╔══
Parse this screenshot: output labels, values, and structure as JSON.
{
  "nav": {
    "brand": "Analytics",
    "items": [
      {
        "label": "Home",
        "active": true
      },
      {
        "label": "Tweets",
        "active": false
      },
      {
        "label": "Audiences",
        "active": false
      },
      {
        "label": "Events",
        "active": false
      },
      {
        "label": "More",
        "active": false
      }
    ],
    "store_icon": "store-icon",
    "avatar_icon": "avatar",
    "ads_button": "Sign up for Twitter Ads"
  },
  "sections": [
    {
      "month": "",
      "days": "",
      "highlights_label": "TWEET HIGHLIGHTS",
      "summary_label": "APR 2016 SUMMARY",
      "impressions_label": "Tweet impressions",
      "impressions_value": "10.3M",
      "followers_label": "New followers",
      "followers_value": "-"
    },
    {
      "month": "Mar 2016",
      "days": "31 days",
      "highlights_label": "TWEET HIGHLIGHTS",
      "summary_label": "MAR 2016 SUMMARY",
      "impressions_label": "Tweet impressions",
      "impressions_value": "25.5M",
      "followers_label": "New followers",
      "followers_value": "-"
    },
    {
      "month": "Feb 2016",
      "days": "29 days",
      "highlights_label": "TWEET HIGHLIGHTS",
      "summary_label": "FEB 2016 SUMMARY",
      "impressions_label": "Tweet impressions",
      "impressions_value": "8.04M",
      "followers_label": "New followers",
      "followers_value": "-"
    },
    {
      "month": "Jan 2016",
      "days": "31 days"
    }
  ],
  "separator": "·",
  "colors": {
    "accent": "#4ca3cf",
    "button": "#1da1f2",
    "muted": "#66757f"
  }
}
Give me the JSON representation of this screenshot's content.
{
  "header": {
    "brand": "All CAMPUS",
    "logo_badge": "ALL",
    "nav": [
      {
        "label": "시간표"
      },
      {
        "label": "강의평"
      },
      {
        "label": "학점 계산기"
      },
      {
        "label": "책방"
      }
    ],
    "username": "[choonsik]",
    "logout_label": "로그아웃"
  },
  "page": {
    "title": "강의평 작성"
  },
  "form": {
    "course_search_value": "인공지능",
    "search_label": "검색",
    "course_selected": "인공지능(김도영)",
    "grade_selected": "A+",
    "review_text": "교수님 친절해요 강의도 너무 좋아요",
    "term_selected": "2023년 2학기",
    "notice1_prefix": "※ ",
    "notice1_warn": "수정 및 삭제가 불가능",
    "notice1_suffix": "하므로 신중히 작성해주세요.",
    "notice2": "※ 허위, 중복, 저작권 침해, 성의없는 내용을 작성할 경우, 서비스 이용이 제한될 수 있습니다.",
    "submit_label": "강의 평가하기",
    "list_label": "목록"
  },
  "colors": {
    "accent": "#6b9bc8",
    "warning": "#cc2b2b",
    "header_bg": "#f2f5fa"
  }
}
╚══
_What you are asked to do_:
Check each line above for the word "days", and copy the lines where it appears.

_Problem solution_:
      "days": "",
      "days": "31 days",
      "days": "29 days",
      "days": "31 days"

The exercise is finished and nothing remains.